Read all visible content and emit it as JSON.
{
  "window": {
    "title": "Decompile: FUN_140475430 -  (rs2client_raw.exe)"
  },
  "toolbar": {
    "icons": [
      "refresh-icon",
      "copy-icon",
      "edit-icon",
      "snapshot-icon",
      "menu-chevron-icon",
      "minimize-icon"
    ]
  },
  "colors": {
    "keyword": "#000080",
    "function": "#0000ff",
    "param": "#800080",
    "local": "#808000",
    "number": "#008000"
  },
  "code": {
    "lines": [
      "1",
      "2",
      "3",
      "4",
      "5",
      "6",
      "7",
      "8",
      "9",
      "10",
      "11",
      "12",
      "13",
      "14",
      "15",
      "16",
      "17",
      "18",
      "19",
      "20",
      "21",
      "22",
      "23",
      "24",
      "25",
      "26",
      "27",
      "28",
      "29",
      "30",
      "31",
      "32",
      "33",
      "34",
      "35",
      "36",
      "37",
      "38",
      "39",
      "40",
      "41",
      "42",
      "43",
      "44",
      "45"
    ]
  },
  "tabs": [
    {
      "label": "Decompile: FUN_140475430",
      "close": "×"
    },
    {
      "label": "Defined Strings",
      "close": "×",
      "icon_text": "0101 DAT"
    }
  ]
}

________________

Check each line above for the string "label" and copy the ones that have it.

### Response
      "label": "Decompile: FUN_140475430",
      "label": "Defined Strings",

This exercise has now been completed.